• _GOAL OF THE EXERCISE_
Only lines holding the string "JSON" are wanted; copy each one from the material.

• _DATASET EXTRACT_
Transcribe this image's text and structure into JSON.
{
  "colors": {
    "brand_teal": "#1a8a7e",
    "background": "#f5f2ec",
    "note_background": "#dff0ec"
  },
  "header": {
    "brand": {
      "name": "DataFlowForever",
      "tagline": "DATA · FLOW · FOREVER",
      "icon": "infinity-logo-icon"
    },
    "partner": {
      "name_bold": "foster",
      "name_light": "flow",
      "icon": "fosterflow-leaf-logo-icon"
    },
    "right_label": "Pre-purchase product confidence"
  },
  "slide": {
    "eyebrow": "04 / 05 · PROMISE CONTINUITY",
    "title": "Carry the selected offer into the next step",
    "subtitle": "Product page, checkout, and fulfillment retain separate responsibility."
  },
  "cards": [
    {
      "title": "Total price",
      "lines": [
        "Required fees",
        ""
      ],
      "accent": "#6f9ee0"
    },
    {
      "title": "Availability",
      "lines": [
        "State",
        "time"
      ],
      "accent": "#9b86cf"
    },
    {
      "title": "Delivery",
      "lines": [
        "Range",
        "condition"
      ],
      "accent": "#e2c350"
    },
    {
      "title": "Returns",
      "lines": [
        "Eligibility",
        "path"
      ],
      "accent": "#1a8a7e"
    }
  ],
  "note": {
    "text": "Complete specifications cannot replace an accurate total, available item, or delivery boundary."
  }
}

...

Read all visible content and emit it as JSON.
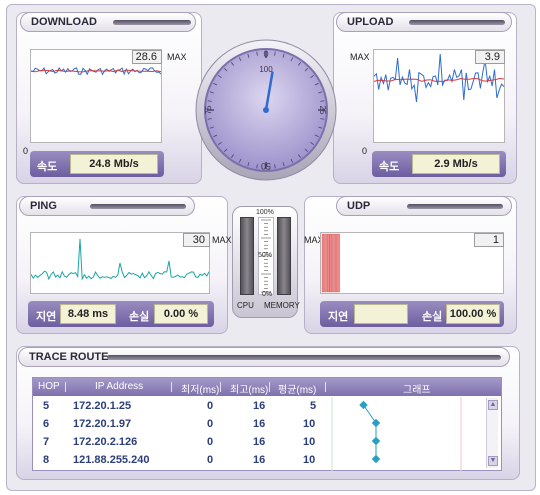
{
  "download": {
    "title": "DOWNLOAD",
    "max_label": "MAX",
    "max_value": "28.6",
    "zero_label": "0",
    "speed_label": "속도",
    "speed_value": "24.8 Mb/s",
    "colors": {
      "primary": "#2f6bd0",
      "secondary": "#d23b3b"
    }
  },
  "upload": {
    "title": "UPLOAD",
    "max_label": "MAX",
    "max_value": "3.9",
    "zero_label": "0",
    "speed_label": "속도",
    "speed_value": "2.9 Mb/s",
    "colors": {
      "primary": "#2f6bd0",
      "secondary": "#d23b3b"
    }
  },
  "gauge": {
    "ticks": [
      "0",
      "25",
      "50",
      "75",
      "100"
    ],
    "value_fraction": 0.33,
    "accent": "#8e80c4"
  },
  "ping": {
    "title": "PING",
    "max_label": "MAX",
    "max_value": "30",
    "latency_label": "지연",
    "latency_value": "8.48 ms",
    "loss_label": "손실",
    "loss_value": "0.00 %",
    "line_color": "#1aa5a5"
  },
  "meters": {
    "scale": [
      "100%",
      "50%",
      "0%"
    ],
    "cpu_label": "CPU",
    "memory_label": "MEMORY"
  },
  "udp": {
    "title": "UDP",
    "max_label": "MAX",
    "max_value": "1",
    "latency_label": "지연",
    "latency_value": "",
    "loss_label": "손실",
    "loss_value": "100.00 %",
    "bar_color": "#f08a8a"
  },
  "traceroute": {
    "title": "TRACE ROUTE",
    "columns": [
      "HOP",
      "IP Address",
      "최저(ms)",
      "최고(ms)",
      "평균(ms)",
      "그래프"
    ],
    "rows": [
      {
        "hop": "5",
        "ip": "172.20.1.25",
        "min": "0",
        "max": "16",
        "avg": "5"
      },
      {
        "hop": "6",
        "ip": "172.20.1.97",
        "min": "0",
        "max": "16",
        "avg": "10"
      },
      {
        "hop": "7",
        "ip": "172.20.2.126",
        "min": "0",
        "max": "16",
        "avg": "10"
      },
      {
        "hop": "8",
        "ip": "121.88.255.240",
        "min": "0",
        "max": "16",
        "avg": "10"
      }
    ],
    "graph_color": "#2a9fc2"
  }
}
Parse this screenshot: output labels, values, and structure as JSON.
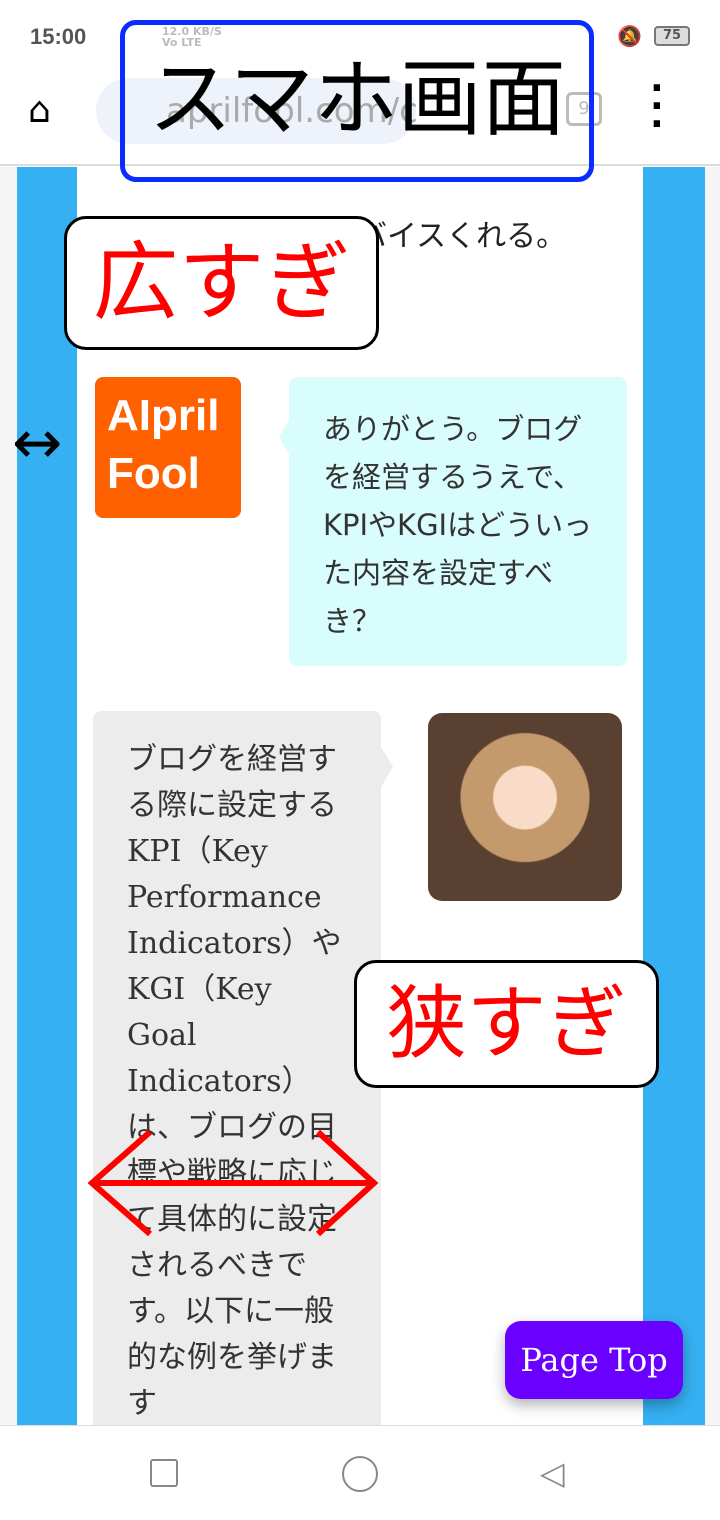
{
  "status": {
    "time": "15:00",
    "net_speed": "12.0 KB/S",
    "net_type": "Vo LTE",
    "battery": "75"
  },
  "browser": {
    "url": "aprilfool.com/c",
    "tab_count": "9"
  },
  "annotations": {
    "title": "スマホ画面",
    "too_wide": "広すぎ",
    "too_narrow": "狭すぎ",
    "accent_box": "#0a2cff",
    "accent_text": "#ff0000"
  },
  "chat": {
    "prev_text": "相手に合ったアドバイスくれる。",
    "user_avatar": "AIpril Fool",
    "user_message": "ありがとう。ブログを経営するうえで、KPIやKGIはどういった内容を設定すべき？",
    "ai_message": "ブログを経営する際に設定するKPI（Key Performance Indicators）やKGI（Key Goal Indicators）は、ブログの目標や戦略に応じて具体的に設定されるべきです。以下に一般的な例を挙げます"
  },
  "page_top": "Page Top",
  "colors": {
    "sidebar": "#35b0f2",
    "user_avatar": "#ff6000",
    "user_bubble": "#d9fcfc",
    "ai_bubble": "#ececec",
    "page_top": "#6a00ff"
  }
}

• _FINISHED TASK_
Transcribe this image's text and structure into JSON.
Read all visible content and emit it as JSON.
Parse this screenshot: output labels, values, and structure as JSON.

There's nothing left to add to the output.